The news: Amazon Prime Day created the two highest-volume sales days in Amazon’s history last week, but participating brands’ profit margins thinned due to steep advertising costs. Sellers spent 14% of their Prime Day revenues on Amazon ads, according to data from Momentum Commerce.

Behind the stats: Prime Day has become more than a retail event for Amazon. The multiday discount period pressures Amazon merchants to spend heavily on advertising, making it a pillar of Amazon’s ad business, which will generate $34 billion in the US this year.

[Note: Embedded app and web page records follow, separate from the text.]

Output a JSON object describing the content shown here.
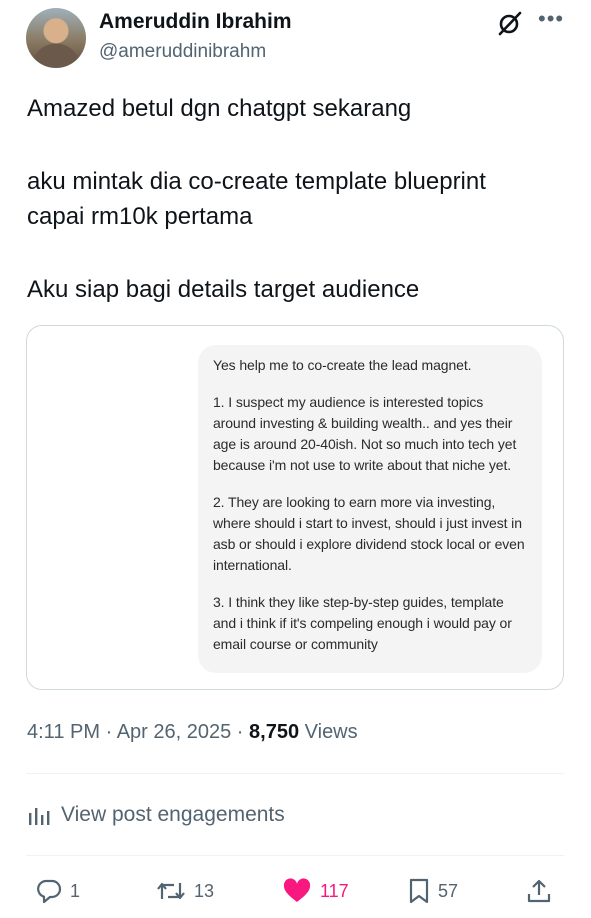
{
  "author": {
    "name": "Ameruddin Ibrahim",
    "handle": "@ameruddinibrahm"
  },
  "tweet": {
    "lines": [
      "Amazed betul dgn chatgpt sekarang",
      "aku mintak dia co-create template blueprint",
      "capai rm10k pertama",
      "Aku siap bagi details target audience"
    ]
  },
  "image": {
    "paragraphs": [
      "Yes help me to co-create the lead magnet.",
      "1. I suspect my audience is interested topics around investing & building wealth.. and yes their age is around 20-40ish. Not so much into tech yet because i'm not use to write about that niche yet.",
      "2. They are looking to earn more via investing, where should i start to invest, should i just invest in asb or should i explore dividend stock local or even international.",
      "3. I think they like step-by-step guides, template and i think if it's compeling enough i would pay or email course or community"
    ]
  },
  "meta": {
    "time": "4:11 PM",
    "separator": "·",
    "date": "Apr 26, 2025",
    "views_count": "8,750",
    "views_label": "Views"
  },
  "engagements_label": "View post engagements",
  "actions": {
    "replies": "1",
    "reposts": "13",
    "likes": "117",
    "bookmarks": "57"
  },
  "colors": {
    "like": "#f91880",
    "muted": "#536471",
    "text": "#0f1419"
  }
}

  • The pressure to participate is rising. According to market research firm Accadia, 80% of Amazon sellers participated in Prime Day, up from 69% in 2022.
  • For brands, the equation is simple: Don’t advertise, and miss out on the chance to benefit from Amazon’s multibillion dollar sales event. But last year, the tradeoff wasn’t so clear. According to Perpetua, each ad dollar spent on Prime Day generated 25% less revenue than in 2021.
  • This year, that problem softened. Perpetua found that Amazon’s cost of sales, or the amount of ad spend required to see a return on investment, was 9% lower than in 2022, encouraging more sellers to buy.

The costs: Even with better ROI, advertising during Prime Day is an expensive endeavor with no guarantee of results. This year, costs were higher thanks to new ad formats Amazon pushed on to sellers. But in exchange, Amazon helped with out-of-ecosystem exposure.

  • One costly channel was Amazon Live, the company’s QVC-like retail ecommerce livestream service. Amazon has pushed the service heavily despite difficulty making social commerce catch on in the US.
  • In exchange for devoting ad dollars to the Amazon ecosystem, the company subsidized some brands’ out-of-network advertising costs, according to Momentum Commerce. Amazon reportedly helped offset the cost of Google search advertising, influencer marketing, and TikTok advertising, by paying back 10% of brands’ costs if their out-of-network advertising drove significant traffic back to Amazon.

Our take: Prime Day continues to grow as a powerful advertising force with each year. This year’s event was the first mostly untarnished by pandemic-related logistics issues like supply chain shortages, and Amazon capitalized on the number of brands eager to get back into consumers’ baskets. Programs like the out-of-network advertising subsidies will help Amazon build relationships with brands that could get them to focus even more heavily on the event.